    I can’t imagine why people would think that of you ……… unless of course the people we are referring to have the cognitive ability greater than that of a turnip. Let’s reverse the situation. Let’s say, that in Western countries they decide that being Iranian or Muslim, instead of being homosexual, was worthy of capital punishment. Since Iranians and/or Muslims are a relatively small portion of the population as a whole and any attempt to chance the society runs the risk, no matter how small, of starting a civil war, killing millions, would you as an outsider speak up again this?

  18. joan cove says

    the rapes tortures and hangings done by regime are criminal theyre doing it to innocent people not criminals . anyone defending this has blood on their hands too the 5 murdered on sunday did not break the law they were teachers and human rights and social workers some people can be so selfish and uncaring shame on you all

  19. Babis says

    I partake your opinions, I support anything against this brutal Islamic Republic of Iran. But be careful, don’t make atheism another religion. I know of an atheist, declared as such in his identity card, who now is an orthodox christian priest

  20. Spencer says

    But be careful, don’t make atheism another religion.

    That sentence makes as much sense as saying (to use some favorite quips), “Don’t make bald another hair color,” or “Don’t make not collecting stamps another hobby.” Atheism is by definition not a religion. It’s not going to become one.I’m not entirely sure where that statement came from, anyway. Jen wasn’t really discussing atheism in this post, was she? To bring it up seems like a bit of a non-sequitur.

  21. islandbrewer says

    Actually, you can Officially(TM) become Muslim simply by saying (in front of some witnesses), “There is no God but Allah, and Mohammad is his prophet.”There, you don’t even need to be sincere. THEN, afterwards, you can just say, “That’s a bunch of bullshit! There’s no god. Mohammad was a misogynist pedophile is dead, buried, rotted and decomposed. Good riddance to his worthless fucking ass!”That last bit is what will earn you the death penalty.

  22. fionnchu says

    I promoted this to colleagues via Maryam Namazie’s Iran Solidarity site, and thanks for your spirited efforts. I also added my bit to the Boobquake commentaries. Just found out about your site via her FB update– best wishes from a fellow academic trapped among a markedly more downmarket demographic than even Indiana’s, not-so- glamorous SoCal.

  23. Anne Apostate says

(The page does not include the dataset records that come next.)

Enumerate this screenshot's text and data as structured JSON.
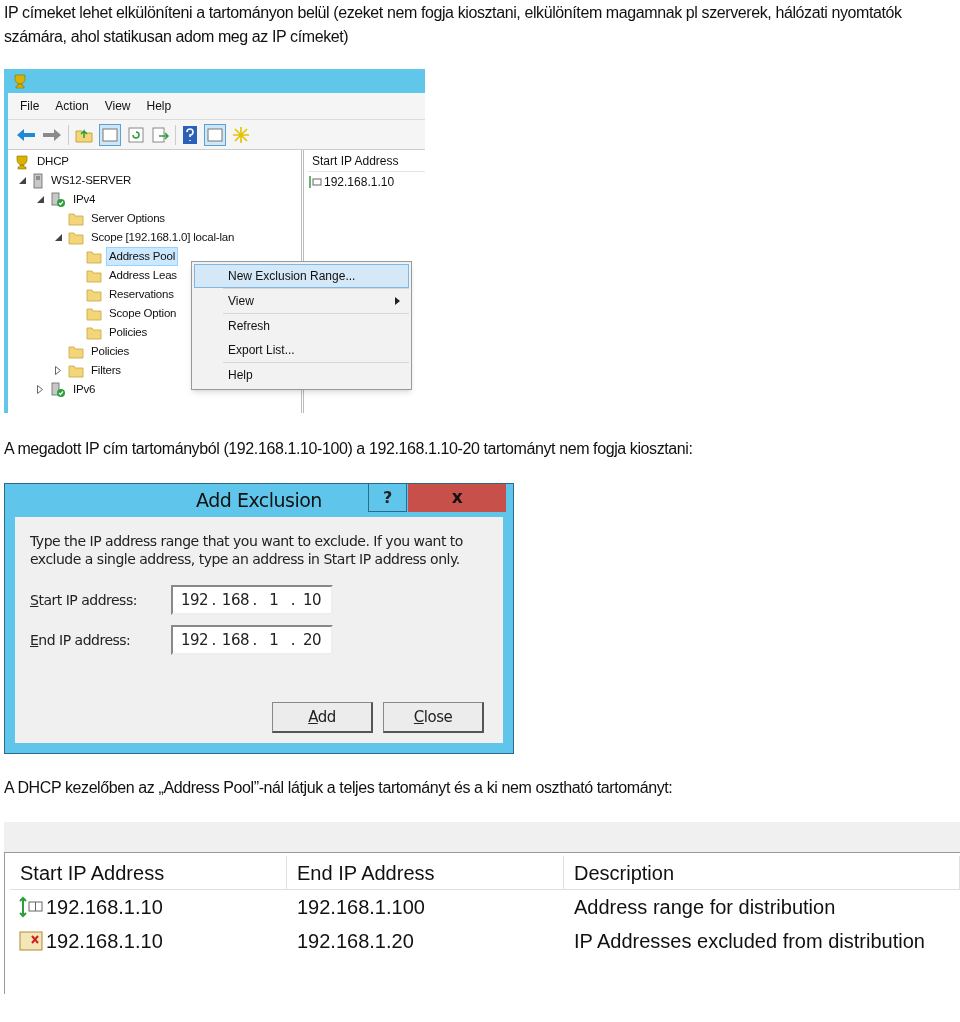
{
  "intro": "IP címeket lehet elkülöníteni a tartományon belül (ezeket nem fogja kiosztani, elkülönítem magamnak pl szerverek, hálózati nyomtatók számára, ahol statikusan adom meg az IP címeket)",
  "console": {
    "menu_bar": [
      "File",
      "Action",
      "View",
      "Help"
    ],
    "tree": [
      {
        "label": "DHCP",
        "kind": "root",
        "selected": false,
        "children": [
          {
            "label": "WS12-SERVER",
            "kind": "server",
            "selected": false,
            "expanded": true,
            "children": [
              {
                "label": "IPv4",
                "kind": "protocol",
                "selected": false,
                "expanded": true,
                "children": [
                  {
                    "label": "Server Options",
                    "kind": "folder",
                    "selected": false
                  },
                  {
                    "label": "Scope [192.168.1.0] local-lan",
                    "kind": "folder",
                    "selected": false,
                    "expanded": true,
                    "children": [
                      {
                        "label": "Address Pool",
                        "kind": "folder",
                        "selected": true
                      },
                      {
                        "label": "Address Leas",
                        "kind": "folder",
                        "selected": false
                      },
                      {
                        "label": "Reservations",
                        "kind": "folder",
                        "selected": false
                      },
                      {
                        "label": "Scope Option",
                        "kind": "folder",
                        "selected": false
                      },
                      {
                        "label": "Policies",
                        "kind": "folder",
                        "selected": false
                      }
                    ]
                  },
                  {
                    "label": "Policies",
                    "kind": "folder",
                    "selected": false
                  },
                  {
                    "label": "Filters",
                    "kind": "folder",
                    "selected": false,
                    "expanded": false
                  }
                ]
              },
              {
                "label": "IPv6",
                "kind": "protocol",
                "selected": false,
                "expanded": false
              }
            ]
          }
        ]
      }
    ],
    "list_header": "Start IP Address",
    "list_rows": [
      "192.168.1.10"
    ],
    "context_menu": [
      [
        {
          "label": "New Exclusion Range...",
          "selected": true,
          "submenu": false
        }
      ],
      [
        {
          "label": "View",
          "selected": false,
          "submenu": true
        }
      ],
      [
        {
          "label": "Refresh",
          "selected": false,
          "submenu": false
        },
        {
          "label": "Export List...",
          "selected": false,
          "submenu": false
        }
      ],
      [
        {
          "label": "Help",
          "selected": false,
          "submenu": false
        }
      ]
    ]
  },
  "middle": "A megadott IP cím tartományból (192.168.1.10-100) a 192.168.1.10-20 tartományt nem fogja kiosztani:",
  "dialog": {
    "title": "Add Exclusion",
    "help_button": "?",
    "close_button": "x",
    "description": "Type the IP address range that you want to exclude. If you want to exclude a single address, type an address in Start IP address only.",
    "fields": [
      {
        "label": "Start IP address:",
        "octets": [
          "192",
          "168",
          "1",
          "10"
        ]
      },
      {
        "label": "End IP address:",
        "octets": [
          "192",
          "168",
          "1",
          "20"
        ]
      }
    ],
    "separator": ".",
    "buttons": [
      "Add",
      "Close"
    ]
  },
  "outro": "A DHCP kezelőben az „Address Pool”-nál látjuk a teljes tartományt és a ki nem osztható tartományt:",
  "pool": {
    "columns": [
      "Start IP Address",
      "End IP Address",
      "Description"
    ],
    "rows": [
      {
        "kind": "range",
        "cells": [
          "192.168.1.10",
          "192.168.1.100",
          "Address range for distribution"
        ]
      },
      {
        "kind": "exclusion",
        "cells": [
          "192.168.1.10",
          "192.168.1.20",
          "IP Addresses excluded from distribution"
        ]
      }
    ]
  }
}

    Islam is such a huge problem for the world. I hope that something is done about it in my lifetime.

  24. Ggf says

    Right… cause they really killed all of the last pride parade.I guess you’re Iranian. Only they can support this Ahmedinajad/Hitler and his f****king Ayatolahs

Leave a Reply